“Recent studies – observes Alain Tedgui, EVGN Scientific Coordinator from INSERM U689 in Paris - indicate that using Zebrafish we can investigate not only the molecular mechanisms of development, but also the cellular and molecular physiology and pathology in the adult. In the context of EVGN, cardiovascular pharmacology and angiogenesis are certainly the two areas in which we can expect fruitful findings. A potential limitation of this model system is that, so far, there is no report that atherosclerosis develops in Zebrafish vessels. However, it may be just a question of time to be able to do so!”
The European Vascular Genomics Network (EVGN) is a network of excellence funded by the European Commission under the 6th Framework Programme "Life Science, genomics and biotechnology for Health", aiming at integrating and strengthening the European research area in the field of Cardiovascular Diseases (Contract Number: LSHM-CT-2003-503254). Additional information on the EVGN is available at http://www.evgn.org/
Francesca Noceti | alfa
Fine organic particles in the atmosphere are more often solid glass beads than liquid oil droplets
21.04.2017 | Max-Planck-Institut für Chemie
Study overturns seminal research about the developing nervous system
21.04.2017 | University of California - Los Angeles Health Sciences
The nearby, giant radio galaxy M87 hosts a supermassive black hole (BH) and is well-known for its bright jet dominating the spectrum over ten orders of magnitude in frequency. Due to its proximity, jet prominence, and the large black hole mass, M87 is the best laboratory for investigating the formation, acceleration, and collimation of relativistic jets. A research team led by Silke Britzen from the Max Planck Institute for Radio Astronomy in Bonn, Germany, has found strong indication for turbulent processes connecting the accretion disk and the jet of that galaxy providing insights into the longstanding problem of the origin of astrophysical jets.
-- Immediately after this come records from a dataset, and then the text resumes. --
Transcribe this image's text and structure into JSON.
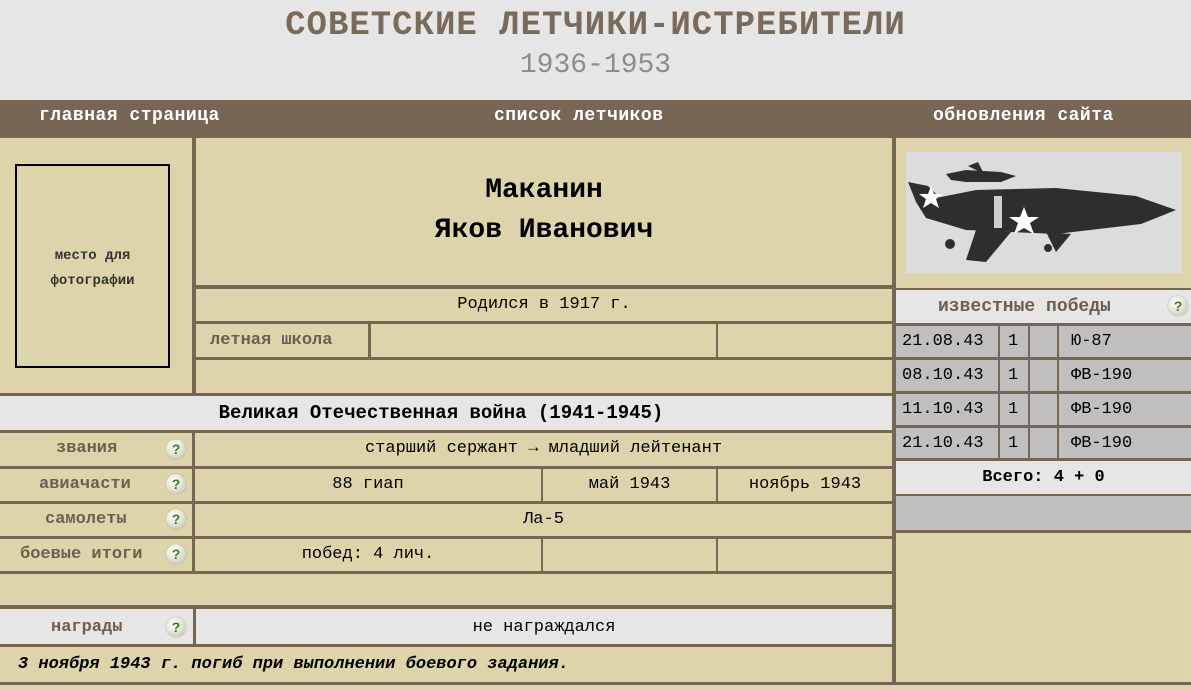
{
  "header": {
    "title": "СОВЕТСКИЕ ЛЕТЧИКИ-ИСТРЕБИТЕЛИ",
    "years": "1936-1953"
  },
  "nav": {
    "home": "главная страница",
    "pilots": "список летчиков",
    "updates": "обновления сайта"
  },
  "photo_placeholder": "место для фотографии",
  "pilot": {
    "surname": "Маканин",
    "given_names": "Яков Иванович",
    "born": "Родился в 1917 г.",
    "flight_school_label": "летная школа",
    "flight_school_value": "",
    "flight_school_extra": ""
  },
  "war": {
    "title": "Великая Отечественная война (1941-1945)",
    "ranks_label": "звания",
    "ranks_value": "старший сержант → младший лейтенант",
    "units_label": "авиачасти",
    "unit_name": "88 гиап",
    "unit_from": "май 1943",
    "unit_to": "ноябрь 1943",
    "planes_label": "самолеты",
    "planes_value": "Ла-5",
    "results_label": "боевые итоги",
    "results_value": "побед: 4 лич.",
    "awards_label": "награды",
    "awards_value": "не награждался",
    "fate": "3 ноября 1943 г. погиб при выполнении боевого задания."
  },
  "help_icon": "?",
  "victories": {
    "title": "известные победы",
    "rows": [
      {
        "date": "21.08.43",
        "count": "1",
        "shared": "",
        "type": "Ю-87"
      },
      {
        "date": "08.10.43",
        "count": "1",
        "shared": "",
        "type": "ФВ-190"
      },
      {
        "date": "11.10.43",
        "count": "1",
        "shared": "",
        "type": "ФВ-190"
      },
      {
        "date": "21.10.43",
        "count": "1",
        "shared": "",
        "type": "ФВ-190"
      }
    ],
    "total": "Всего: 4 + 0"
  },
  "colors": {
    "tan": "#ddd4ac",
    "brown": "#786654",
    "grey": "#e6e6e6",
    "title_brown": "#7a6a5a"
  }
}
Supermassive black holes form some of the most enigmatic phenomena in astrophysics. Their enormous energy output is supposed to be generated by the...
The probability to find a certain number of photons inside a laser pulse usually corresponds to a classical distribution of independent events, the so-called...
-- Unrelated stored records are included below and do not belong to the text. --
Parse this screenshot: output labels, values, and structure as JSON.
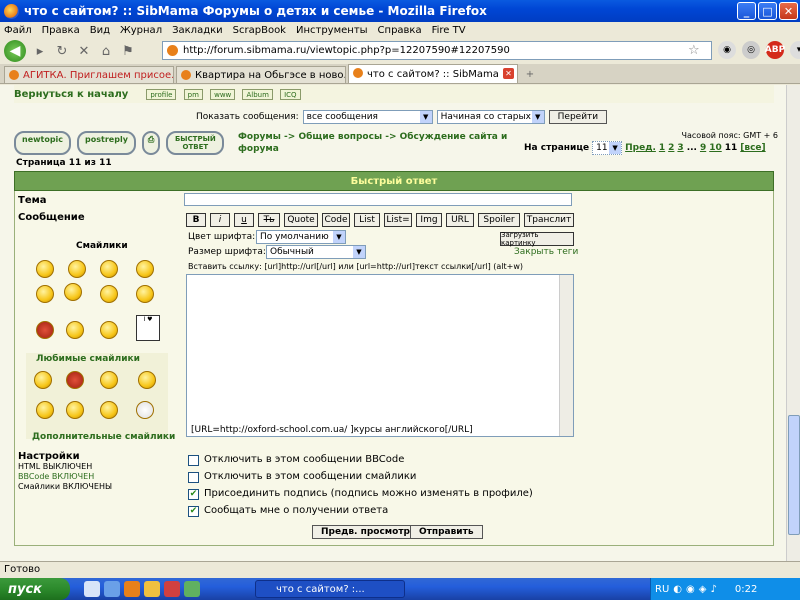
{
  "window": {
    "title": "что с сайтом? :: SibMama Форумы о детях и семье - Mozilla Firefox"
  },
  "menu": [
    "Файл",
    "Правка",
    "Вид",
    "Журнал",
    "Закладки",
    "ScrapBook",
    "Инструменты",
    "Справка",
    "Fire TV"
  ],
  "nav": {
    "url": "http://forum.sibmama.ru/viewtopic.php?p=12207590#12207590"
  },
  "tabs": [
    {
      "label": "АГИТКА. Приглашем присое...",
      "active": false
    },
    {
      "label": "Квартира на Обьгэсе в ново...",
      "active": false
    },
    {
      "label": "что с сайтом? :: SibMama ...",
      "active": true
    }
  ],
  "topbar": {
    "back_label": "Вернуться к началу",
    "buttons": [
      "profile",
      "pm",
      "www",
      "Album",
      "ICQ"
    ]
  },
  "filter": {
    "show_label": "Показать сообщения:",
    "messages_value": "все сообщения",
    "order_value": "Начиная со старых",
    "go_label": "Перейти"
  },
  "topic_buttons": {
    "newtopic": "newtopic",
    "postreply": "postreply",
    "quick": "БЫСТРЫЙ ОТВЕТ"
  },
  "breadcrumb": "Форумы -> Общие вопросы -> Обсуждение сайта и форума",
  "pagination": {
    "timezone": "Часовой пояс: GMT + 6",
    "on_page_label": "На странице",
    "current_select": "11",
    "prev": "Пред.",
    "pages": [
      "1",
      "2",
      "3",
      "...",
      "9",
      "10"
    ],
    "current": "11",
    "all": "[все]",
    "page_of": "Страница 11 из 11"
  },
  "form": {
    "header": "Быстрый ответ",
    "subject_label": "Тема",
    "message_label": "Сообщение",
    "smilies_label": "Смайлики",
    "fav_smilies_label": "Любимые смайлики",
    "more_smilies_label": "Дополнительные смайлики",
    "bbcode": [
      "B",
      "i",
      "u",
      "Ть",
      "Quote",
      "Code",
      "List",
      "List=",
      "Img",
      "URL",
      "Spoiler",
      "Транслит"
    ],
    "font_color_label": "Цвет шрифта:",
    "font_color_value": "По умолчанию",
    "font_size_label": "Размер шрифта:",
    "font_size_value": "Обычный",
    "upload_label": "Загрузить картинку",
    "close_tags": "Закрыть теги",
    "link_hint": "Вставить ссылку: [url]http://url[/url] или [url=http://url]текст ссылки[/url]  (alt+w)",
    "message_text": "[URL=http://oxford-school.com.ua/ ]курсы английского[/URL]",
    "settings_label": "Настройки",
    "settings": [
      "HTML ВЫКЛЮЧЕН",
      "BBCode ВКЛЮЧЕН",
      "Смайлики ВКЛЮЧЕНЫ"
    ],
    "options": [
      {
        "label": "Отключить в этом сообщении BBCode",
        "checked": false
      },
      {
        "label": "Отключить в этом сообщении смайлики",
        "checked": false
      },
      {
        "label": "Присоединить подпись (подпись можно изменять в профиле)",
        "checked": true
      },
      {
        "label": "Сообщать мне о получении ответа",
        "checked": true
      }
    ],
    "preview_label": "Предв. просмотр",
    "send_label": "Отправить"
  },
  "status": "Готово",
  "taskbar": {
    "start": "пуск",
    "task": "что с сайтом? :...",
    "lang": "RU",
    "time": "0:22"
  }
}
Microprocessors based on atomically thin materials hold the promise of the evolution of traditional processors as well as new applications in the field of flexible electronics. Now, a TU Wien research team led by Thomas Müller has made a breakthrough in this field as part of an ongoing research project.
Two-dimensional materials, or 2D materials for short, are extremely versatile, although – or often more precisely because – they are made up of just one or a...
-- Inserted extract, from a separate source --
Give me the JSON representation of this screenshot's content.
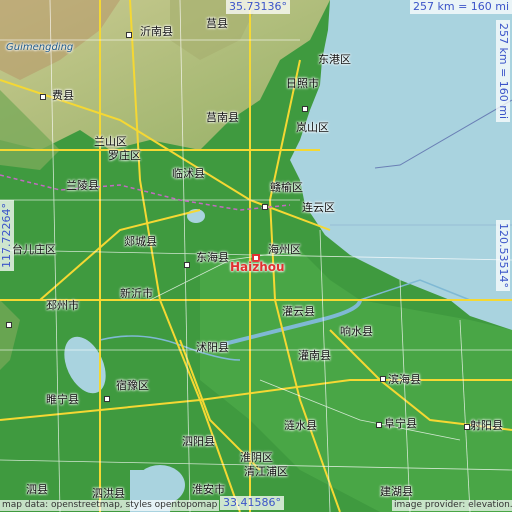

Two researchers at Heidelberg University have developed a model system that enables a better understanding of the processes in a quantum-physical experiment...
Glaciers might seem rather inhospitable environments. However, they are home to a diverse and vibrant microbial community. It’s becoming increasingly clear that they play a bigger role in the carbon cycle than previously thought.
A new study, now published in the journal Nature Geoscience, shows how microbial communities in melting glaciers contribute to the Earth’s carbon cycle, a...
20.04.2017 | Event News
18.04.2017 | Event News
03.04.2017 | Event News
21.04.2017 | Physics and Astronomy
21.04.2017 | Health and Medicine
21.04.2017 | Physics and Astronomy